2020-06 02
View 455
UPDATE 1-China says sticking to climate pledges despite coronavirus outbreak

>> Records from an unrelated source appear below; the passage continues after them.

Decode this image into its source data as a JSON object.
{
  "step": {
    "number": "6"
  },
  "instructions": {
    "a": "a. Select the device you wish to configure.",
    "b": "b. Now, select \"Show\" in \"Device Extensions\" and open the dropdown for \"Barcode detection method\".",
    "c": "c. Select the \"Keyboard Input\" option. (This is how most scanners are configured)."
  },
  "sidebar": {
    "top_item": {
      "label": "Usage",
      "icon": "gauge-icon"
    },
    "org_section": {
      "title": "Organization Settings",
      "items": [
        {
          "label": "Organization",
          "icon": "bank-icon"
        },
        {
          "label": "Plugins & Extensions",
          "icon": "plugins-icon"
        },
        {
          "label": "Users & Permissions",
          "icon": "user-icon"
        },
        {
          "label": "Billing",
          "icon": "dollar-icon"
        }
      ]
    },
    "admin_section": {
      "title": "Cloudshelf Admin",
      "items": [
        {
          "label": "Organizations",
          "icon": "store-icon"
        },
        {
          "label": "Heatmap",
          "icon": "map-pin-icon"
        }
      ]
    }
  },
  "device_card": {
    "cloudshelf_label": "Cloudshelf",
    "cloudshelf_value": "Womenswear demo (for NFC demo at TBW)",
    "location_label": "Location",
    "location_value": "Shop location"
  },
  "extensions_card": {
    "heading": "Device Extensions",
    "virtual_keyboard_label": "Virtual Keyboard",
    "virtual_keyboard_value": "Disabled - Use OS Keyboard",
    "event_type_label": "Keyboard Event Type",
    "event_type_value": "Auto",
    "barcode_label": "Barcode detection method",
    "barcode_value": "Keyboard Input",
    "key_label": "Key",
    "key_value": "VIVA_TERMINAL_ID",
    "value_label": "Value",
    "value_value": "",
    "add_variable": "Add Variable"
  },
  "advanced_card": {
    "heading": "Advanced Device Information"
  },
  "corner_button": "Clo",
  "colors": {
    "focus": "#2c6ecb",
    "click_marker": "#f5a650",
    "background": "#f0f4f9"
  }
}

* China to ‘100%’ fulfil NDC under Paris climate accord -ministry * Researchers warned post-virus stimulus could put pledges at risk (Adds quote, background) BEIJING, June 2 (Reuters) - China will fully implement its commitment to nationally determined contributions (NDCs) on climate change under the Paris climate agreement despite the coronavirus outbreak, the country’s environment ministry said on Tuesday. China, the world’s biggest emitter of greenhouses gases, pledged to cut “carbon intensity” - the amount of carbon dioxide emissions per unit of GDP - by 40-45% from 2005-2020 as part of the Paris pact it signed in 2015. It said last year it would set a more ambitious target, without giving figures. However, government researchers and analysts have warned that China may struggle to meet its climate pledges this year as it turns to heavy industry and carbon-intensive projects to shore up its coronavirus-stricken economy. “China’s carbon emission reduction will not change with the occurrence of the epidemic,” Liu Youbin, spokesman for the Ministry of Ecology and Environment, said at a monthly press conference in Beijing, adding that China would “100%” fulfil its NDC commitment. China cut its carbon intensity by 4.1% in 2019 from the previous year, according to environment ministry data. Speaking at the ministry’s first offline briefing since January, Liu also said China would submit a progress report on its NDC on schedule, along with further plans based on the Paris accord.  Source: Reuters Author: (Reporting by Muyu Xu and Tom Daly; Editing by Muralikumar Anantharaman and Raju Gopalakrishnan) Date: JUNE 2, 2020